Then, apply the SUBSTR function to extract the first three characters and reverse the SUBSTR function’s result again.
data fileext; fname = "data.csv"; reverse_fname = reverse(fname); first_three=substr(reverse_fname,1,3); reverse_first_three=reverse(first_three); run;
All three steps can be combined in a single step as below.
This function serves the same purpose as the SUBSTR function with a few additional features. The starting position and the length arguments of the SUBSTRN function can be 0 or negative without causing an error.
Difference between SUBSTR and SUBSTRN
The SUBSTR in SAS is one of the frequently used character functions for extracting substring from a string, but it can be frustrating when it issues an abrupt NOTE to the log when the start or length argument is more than the length of the string.
Preparing the Test data
data _null_; String1='Hello World'; a=substr(string1, 1, 5); b=substr(string1, 1, 15); c=substr(string1, 15, 10); put a=b=c=; run;
NOTE: Invalid third argument to function SUBSTR at line 74 column 5. NOTE: Invalid second argument to function SUBSTR at line 75 column 5. a=Hello b=Hello World c= String1=Hello World a=Hello b=Hello World c= _ERROR_=1 _N_=1
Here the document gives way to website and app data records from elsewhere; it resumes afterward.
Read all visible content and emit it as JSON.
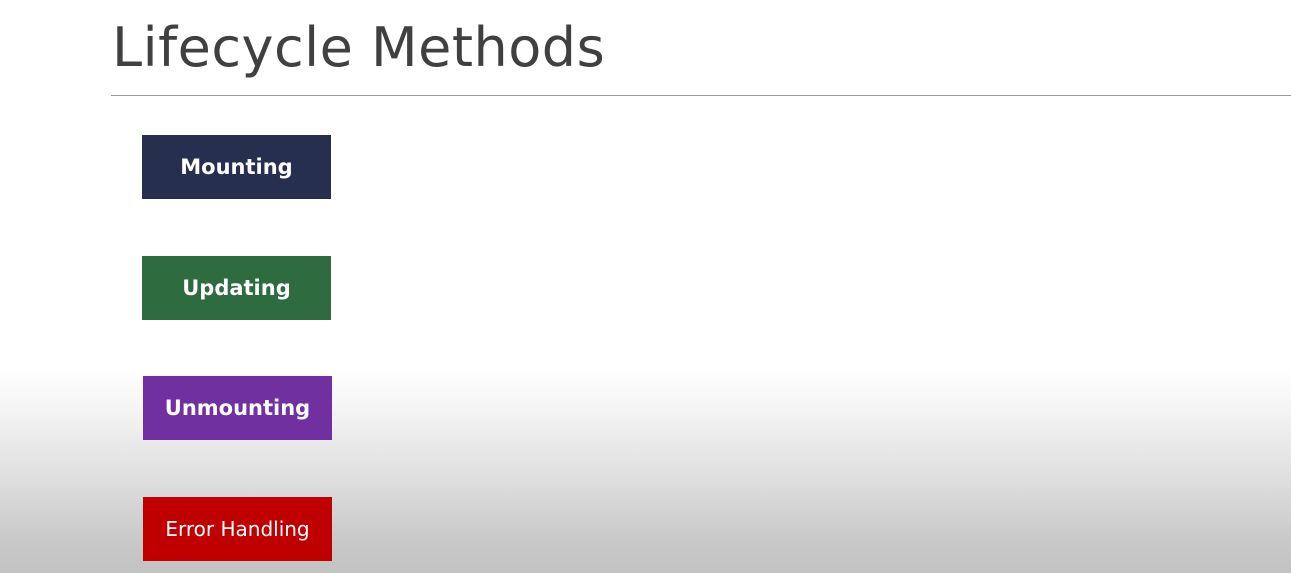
{
  "slide": {
    "title": "Lifecycle Methods"
  },
  "phases": [
    {
      "label": "Mounting",
      "color": "#262f4e"
    },
    {
      "label": "Updating",
      "color": "#2e6b3f"
    },
    {
      "label": "Unmounting",
      "color": "#7030a0"
    },
    {
      "label": "Error Handling",
      "color": "#c00000"
    }
  ]
}
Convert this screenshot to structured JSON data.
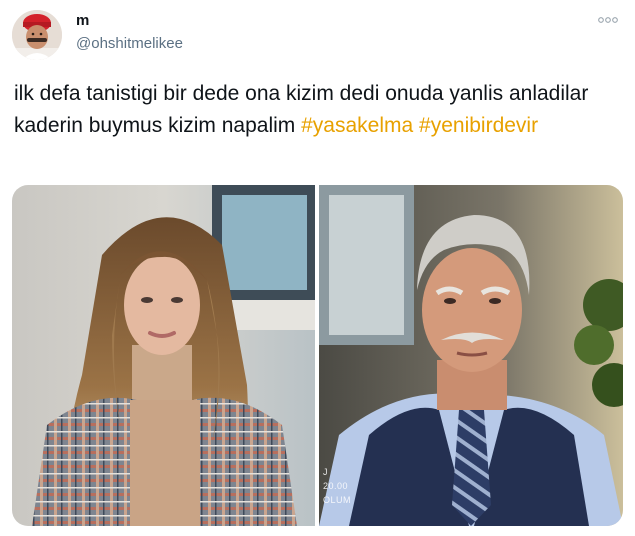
{
  "author": {
    "display_name": "m",
    "handle": "@ohshitmelikee",
    "avatar_icon": "avatar-man-in-red-cap"
  },
  "more_icon": "more-options-icon",
  "tweet": {
    "text": "ilk defa tanistigi bir dede ona kizim dedi onuda yanlis anladilar kaderin buymus kizim napalim",
    "hashtags": [
      "#yasakelma",
      "#yenibirdevir"
    ]
  },
  "media": {
    "photos": [
      {
        "description_icon": "woman-in-plaid-jacket-photo"
      },
      {
        "description_icon": "old-man-in-vest-photo",
        "overlay_line_1": "J",
        "overlay_line_2": "20.00",
        "overlay_line_3": "OLUM"
      }
    ]
  },
  "colors": {
    "hashtag": "#e8a100",
    "text": "#0f1419",
    "secondary": "#5b7083",
    "background": "#ffffff"
  }
}
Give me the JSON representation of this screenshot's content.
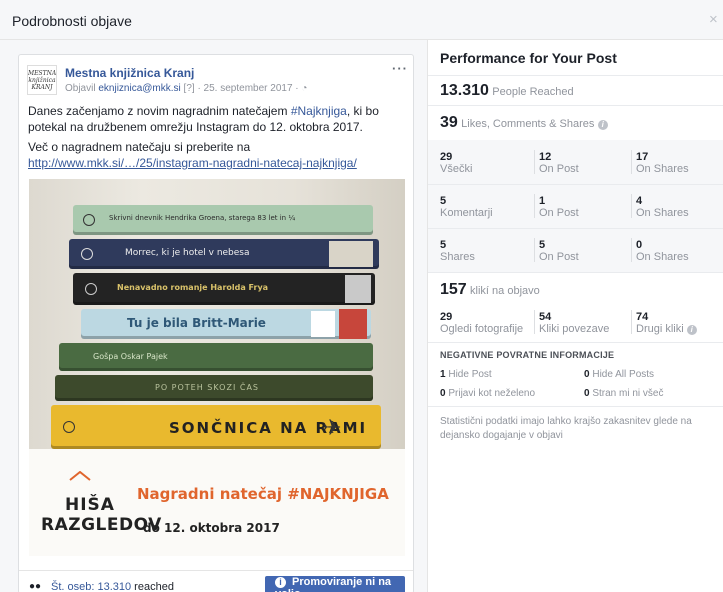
{
  "dialog": {
    "title": "Podrobnosti objave",
    "close_icon": "×"
  },
  "post": {
    "avatar_text": "MESTNA knjižnica KRANJ",
    "page_name": "Mestna knjižnica Kranj",
    "meta_prefix": "Objavil",
    "author": "eknjiznica@mkk.si",
    "meta_suffix": " [?] · 25. september 2017 · ",
    "audience_icon": "globe-icon",
    "more_dots": "···",
    "text_line1_before": "Danes začenjamo z novim nagradnim natečajem ",
    "hashtag": "#Najknjiga",
    "text_line1_after": ", ki bo potekal na družbenem omrežju Instagram do 12. oktobra 2017.",
    "text_line2": "Več o nagradnem natečaju si preberite na",
    "link": "http://www.mkk.si/…/25/instagram-nagradni-natecaj-najknjiga/",
    "image": {
      "books": [
        "Skrivni dnevnik Hendrika Groena, starega 83 let in ¼",
        "Morrec, ki je hotel v nebesa",
        "Nenavadno romanje Harolda Frya",
        "Tu je bila Britt-Marie",
        "Gošpa Oskar Pajek",
        "PO POTEH SKOZI ČAS",
        "SONČNICA NA RAMI"
      ],
      "logo_line1": "HIŠA",
      "logo_line2": "RAZGLEDOV",
      "contest_title": "Nagradni natečaj #NAJKNJIGA",
      "contest_date": "do 12. oktobra 2017"
    },
    "footer": {
      "reach_link": "Št. oseb: 13.310",
      "reach_suffix": " reached",
      "promote_label": "Promoviranje ni na voljo"
    }
  },
  "performance": {
    "title": "Performance for Your Post",
    "people_reached": {
      "value": "13.310",
      "label": "People Reached"
    },
    "engagement": {
      "value": "39",
      "label": "Likes, Comments & Shares"
    },
    "rows": [
      {
        "cells": [
          {
            "num": "29",
            "lbl": "Všečki"
          },
          {
            "num": "12",
            "lbl": "On Post"
          },
          {
            "num": "17",
            "lbl": "On Shares"
          }
        ]
      },
      {
        "cells": [
          {
            "num": "5",
            "lbl": "Komentarji"
          },
          {
            "num": "1",
            "lbl": "On Post"
          },
          {
            "num": "4",
            "lbl": "On Shares"
          }
        ]
      },
      {
        "cells": [
          {
            "num": "5",
            "lbl": "Shares"
          },
          {
            "num": "5",
            "lbl": "On Post"
          },
          {
            "num": "0",
            "lbl": "On Shares"
          }
        ]
      }
    ],
    "clicks": {
      "value": "157",
      "label": "klikí na objavo"
    },
    "click_row": [
      {
        "num": "29",
        "lbl": "Ogledi fotografije"
      },
      {
        "num": "54",
        "lbl": "Kliki povezave"
      },
      {
        "num": "74",
        "lbl": "Drugi kliki"
      }
    ],
    "negative": {
      "title": "NEGATIVNE POVRATNE INFORMACIJE",
      "items": [
        {
          "num": "1",
          "lbl": "Hide Post"
        },
        {
          "num": "0",
          "lbl": "Hide All Posts"
        },
        {
          "num": "0",
          "lbl": "Prijavi kot neželeno"
        },
        {
          "num": "0",
          "lbl": "Stran mi ni všeč"
        }
      ]
    },
    "footnote": "Statistični podatki imajo lahko krajšo zakasnitev glede na dejansko dogajanje v objavi"
  }
}
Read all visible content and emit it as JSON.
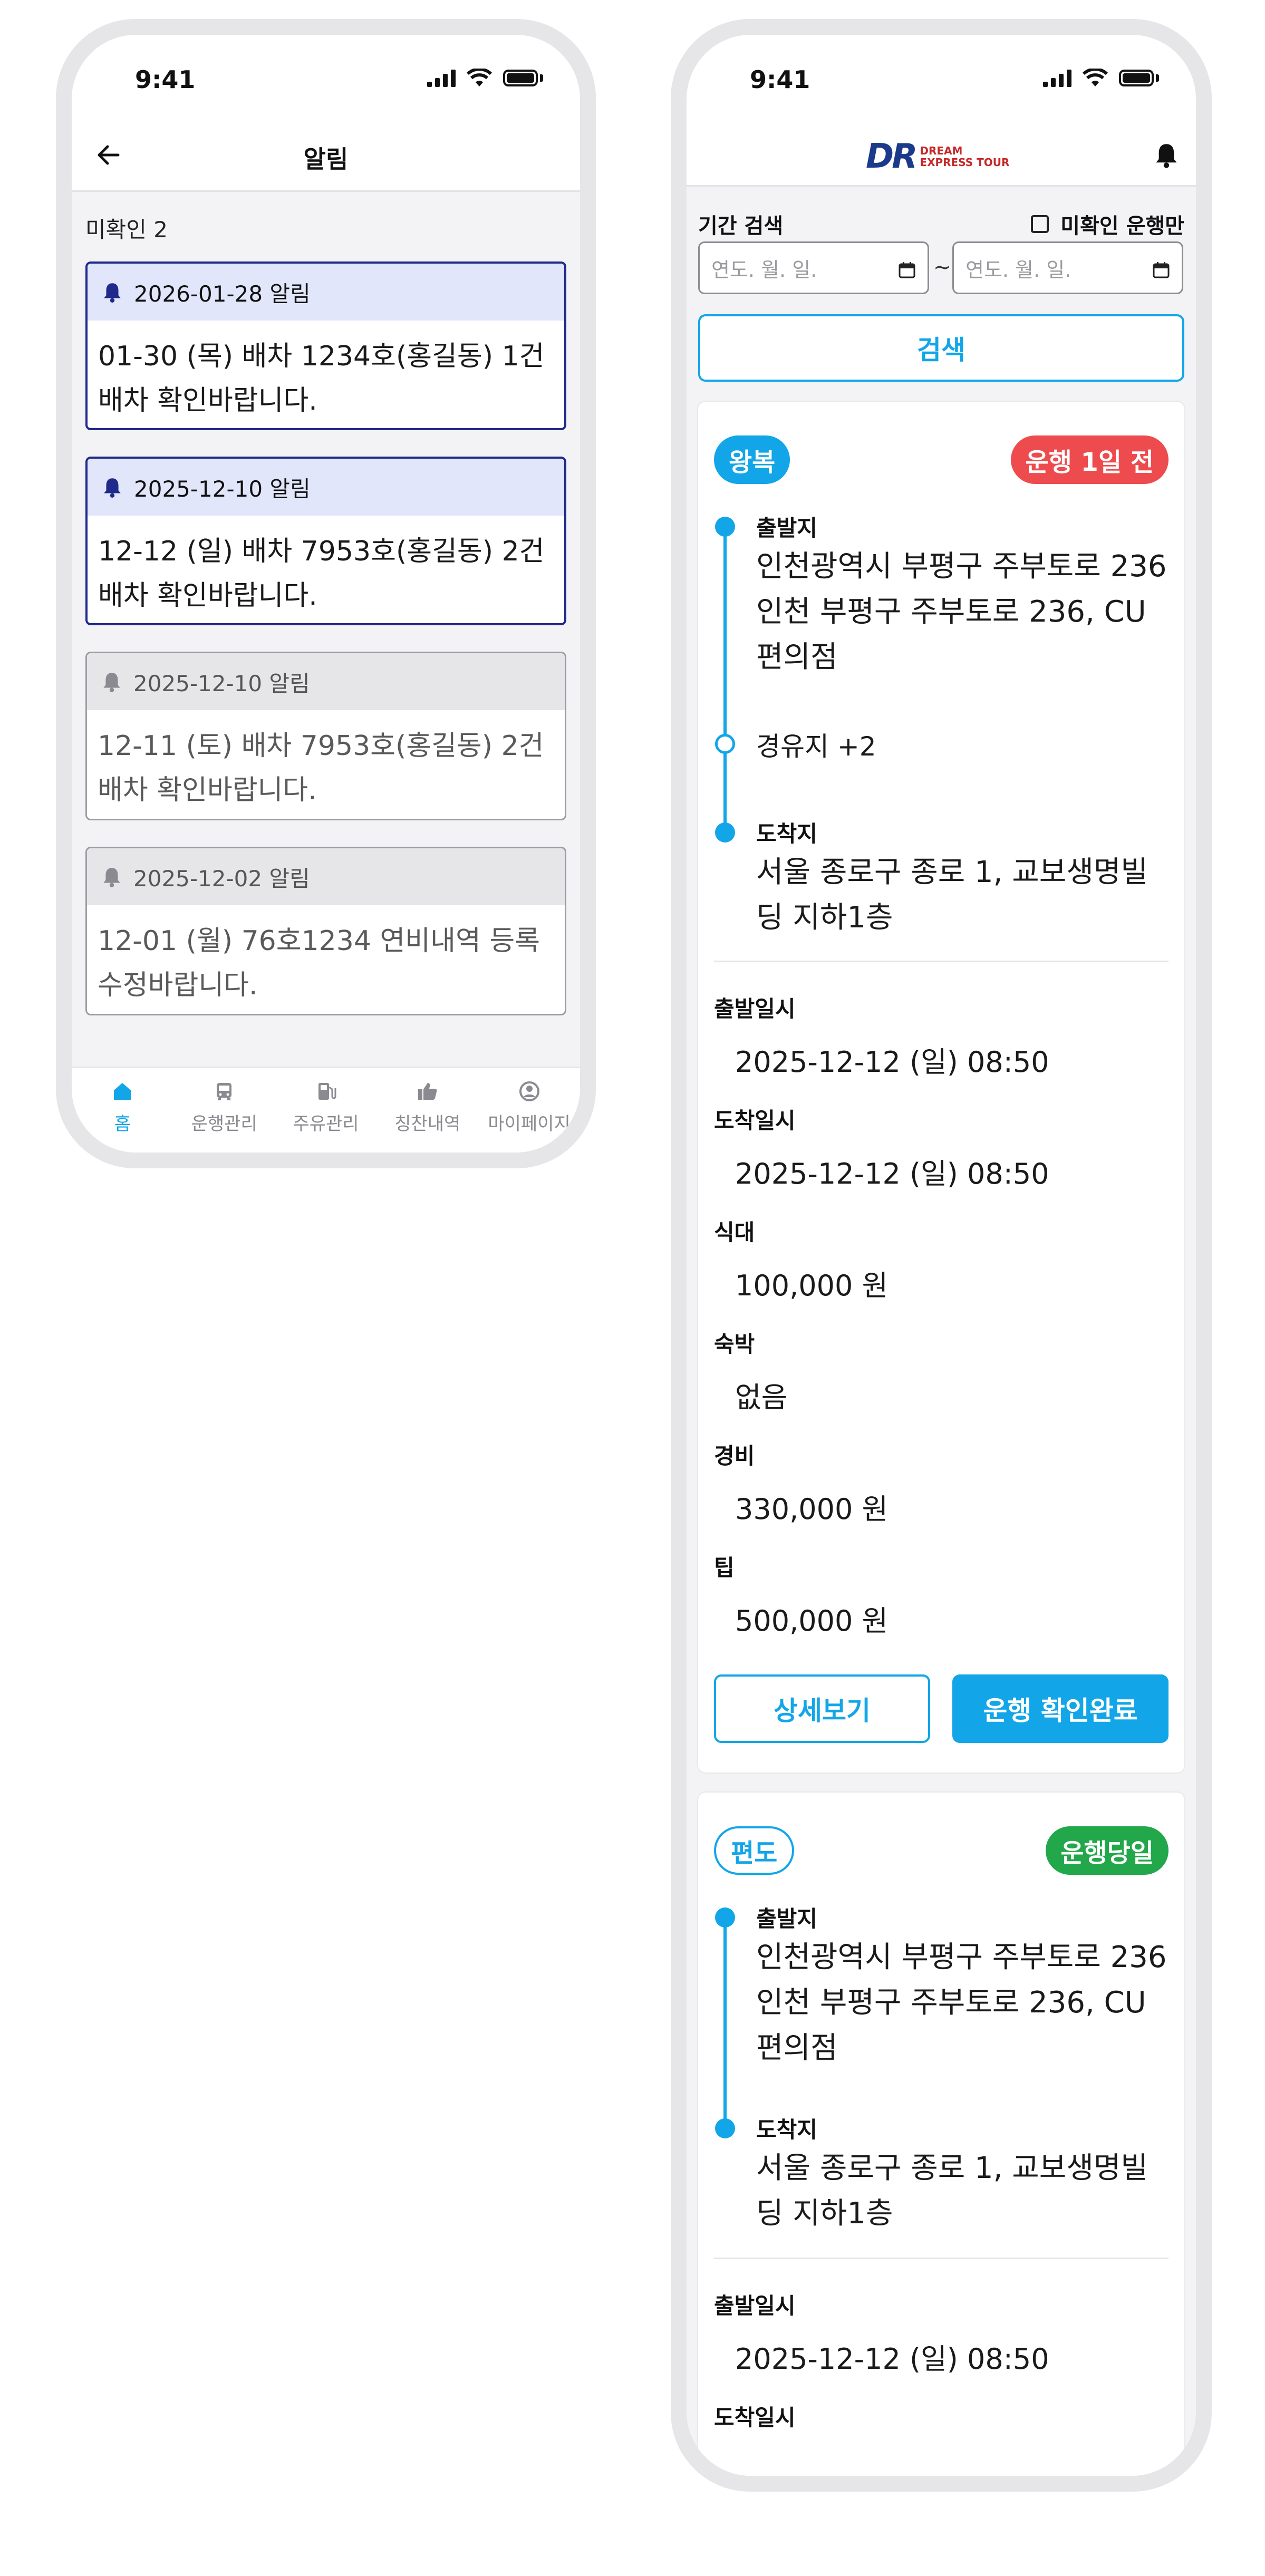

If the design of your code can allow a null result from the sub-string function, consider using SUBSTRN.
This function provides the same essential functionality as SUBSTR but will not issue a NOTE message if it returns a null result.
The example below shows the use of the SUBSTRN function.
data _null_; String1='Hello World'; a=substrn(string1, 1, 5); b=substrn(string1, 1, 15); c=substrn(string1, 15, 10); put a=b=c=; run;
a=Hello b=Hello World c=
SUBPAD function returns a substring of the length specified in the argument with blank padding.
If either position or length has a missing value, SUBPAD returns a string with zero length.
If the position is negative, the result is padded with 1-position leading blanks.
If the specified substring extends beyond the end of the string, the result is padded with trailing blanks.
In a WHERE statement or the SQL procedure, the length of the value returned by the SUBPAD function cannot exceed 200.
data _NULL_; string="Hello World"; a='*'|| subpad(string, -1, 0) || '*'; b='*'|| subpad(string, 1, 0) || '*'; c='*'|| subpad(string, 1, 20) || '*'; d='*'|| subpad(string, -1, 7) || '*'; put a=b=c=d=; run;
a=** b=** c=*Hello World * d=* Hello*
Difference between SUBPAD and SUBSTR
The SUBPAD function is similar to the SUBSTR function except for the following differences:
- If the position argument is 0 or negative, SUBPAD adds leading blanks to the result, whereas SUBSTR writes a note -the second argument is invalid, sets automatic variable ERROR=1.
- If the length argument is zero, SUBPAD returns a zero-length string, whereas SUBSTR prints a note – Third argument is invalid and sets ERROR=1.
- If the specified substring extends the end of the string, SUBPAD pads the result with blanks to match the requested length, whereas SUBSTR prints a note – The third argument is invalid and sets ERROR=1.
The CHAR function returns a single character from a specified position in a character string.
The FIRST function returns the first character in a given string having a length of 1. It returns a single blank if the length of the string is 0.
So, these are the different SAS character functions to extract a substring from a string.
SUBSTR and SUBSTRN have more flexibility than the others. Use the SUBSTRN function when you can have null values in the result.
Use the FIRST function if you need to extract only the first character of the substring, and use the CHAR function to extract only one character from any position of the string.
Moreover, if you have any other suggestions regarding other tips or tricks to add, suggest us below the comment section. We will take those lists in our further blog post.
Thanks for reading!
If you liked this article, you might also want to read SAS Numeric functions and Operators.
Do you have any tips to add? Let us know in the comments.